What you are asked to do
Find every line in the records that holds the string "Centrul". Copy each one.

* * *

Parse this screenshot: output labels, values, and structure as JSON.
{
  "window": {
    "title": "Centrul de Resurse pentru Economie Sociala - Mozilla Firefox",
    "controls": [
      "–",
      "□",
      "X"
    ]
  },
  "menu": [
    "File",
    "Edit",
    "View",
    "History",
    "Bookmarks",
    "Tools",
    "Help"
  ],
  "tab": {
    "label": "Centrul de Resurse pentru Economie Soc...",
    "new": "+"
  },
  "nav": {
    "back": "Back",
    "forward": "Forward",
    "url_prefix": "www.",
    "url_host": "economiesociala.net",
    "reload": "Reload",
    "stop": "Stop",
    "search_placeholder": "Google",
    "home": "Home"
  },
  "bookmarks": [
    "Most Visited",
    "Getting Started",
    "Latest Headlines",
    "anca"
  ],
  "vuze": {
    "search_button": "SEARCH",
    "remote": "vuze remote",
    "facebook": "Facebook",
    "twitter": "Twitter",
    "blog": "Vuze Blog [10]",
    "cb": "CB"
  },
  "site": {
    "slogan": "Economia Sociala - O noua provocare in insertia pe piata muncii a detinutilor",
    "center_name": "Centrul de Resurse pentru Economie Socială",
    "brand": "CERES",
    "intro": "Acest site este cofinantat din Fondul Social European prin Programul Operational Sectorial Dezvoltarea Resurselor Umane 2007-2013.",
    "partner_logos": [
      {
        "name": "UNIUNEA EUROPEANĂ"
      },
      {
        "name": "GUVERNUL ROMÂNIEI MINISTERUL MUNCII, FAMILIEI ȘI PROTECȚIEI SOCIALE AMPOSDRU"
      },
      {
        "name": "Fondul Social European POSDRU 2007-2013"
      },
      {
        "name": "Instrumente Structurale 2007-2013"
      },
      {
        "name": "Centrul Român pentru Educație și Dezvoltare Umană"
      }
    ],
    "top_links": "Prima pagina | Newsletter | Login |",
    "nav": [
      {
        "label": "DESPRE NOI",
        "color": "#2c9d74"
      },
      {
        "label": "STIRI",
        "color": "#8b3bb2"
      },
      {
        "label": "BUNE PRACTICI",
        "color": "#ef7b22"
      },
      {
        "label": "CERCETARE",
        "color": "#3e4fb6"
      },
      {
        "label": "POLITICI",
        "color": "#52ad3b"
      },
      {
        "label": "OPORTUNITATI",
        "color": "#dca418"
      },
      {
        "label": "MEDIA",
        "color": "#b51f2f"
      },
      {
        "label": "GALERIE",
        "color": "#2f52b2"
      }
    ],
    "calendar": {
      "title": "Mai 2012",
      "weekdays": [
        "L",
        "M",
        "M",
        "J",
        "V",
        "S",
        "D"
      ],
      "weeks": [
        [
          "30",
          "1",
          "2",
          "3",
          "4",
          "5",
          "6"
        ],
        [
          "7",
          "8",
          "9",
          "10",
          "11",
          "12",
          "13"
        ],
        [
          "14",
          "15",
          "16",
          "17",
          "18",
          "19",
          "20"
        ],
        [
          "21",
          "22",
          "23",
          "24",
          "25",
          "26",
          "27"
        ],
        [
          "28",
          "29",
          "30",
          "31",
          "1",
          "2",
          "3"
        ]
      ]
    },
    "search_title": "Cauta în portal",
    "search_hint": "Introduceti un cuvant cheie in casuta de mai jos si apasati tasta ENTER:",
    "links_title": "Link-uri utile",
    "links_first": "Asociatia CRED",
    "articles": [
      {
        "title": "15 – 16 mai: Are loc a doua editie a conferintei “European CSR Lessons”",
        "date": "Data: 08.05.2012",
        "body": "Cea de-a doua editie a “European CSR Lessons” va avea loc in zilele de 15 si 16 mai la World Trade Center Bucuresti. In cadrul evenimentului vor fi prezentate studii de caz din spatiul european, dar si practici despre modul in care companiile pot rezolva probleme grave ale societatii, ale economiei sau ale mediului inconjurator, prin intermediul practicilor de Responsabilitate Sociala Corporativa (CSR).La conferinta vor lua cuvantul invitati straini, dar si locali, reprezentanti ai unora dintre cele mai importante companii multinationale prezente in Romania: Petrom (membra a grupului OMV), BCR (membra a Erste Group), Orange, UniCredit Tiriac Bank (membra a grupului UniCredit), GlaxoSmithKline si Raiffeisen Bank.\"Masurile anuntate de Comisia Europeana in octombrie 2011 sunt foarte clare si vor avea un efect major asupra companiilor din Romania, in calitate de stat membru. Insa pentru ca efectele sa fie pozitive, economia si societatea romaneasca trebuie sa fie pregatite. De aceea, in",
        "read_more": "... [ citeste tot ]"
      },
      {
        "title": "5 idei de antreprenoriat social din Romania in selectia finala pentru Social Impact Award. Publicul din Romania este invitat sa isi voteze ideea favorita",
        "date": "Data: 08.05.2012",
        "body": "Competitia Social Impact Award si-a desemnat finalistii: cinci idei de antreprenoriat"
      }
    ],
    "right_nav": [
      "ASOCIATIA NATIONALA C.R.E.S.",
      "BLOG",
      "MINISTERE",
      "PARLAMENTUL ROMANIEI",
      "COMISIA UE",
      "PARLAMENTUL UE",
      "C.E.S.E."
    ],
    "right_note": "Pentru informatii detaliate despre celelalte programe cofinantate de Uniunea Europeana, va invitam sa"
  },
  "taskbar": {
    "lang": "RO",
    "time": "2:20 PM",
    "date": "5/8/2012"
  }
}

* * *

Exercise output
    "title": "Centrul de Resurse pentru Economie Sociala - Mozilla Firefox",
    "label": "Centrul de Resurse pentru Economie Soc...",
    "center_name": "Centrul de Resurse pentru Economie Socială",
        "name": "Centrul Român pentru Educație și Dezvoltare Umană"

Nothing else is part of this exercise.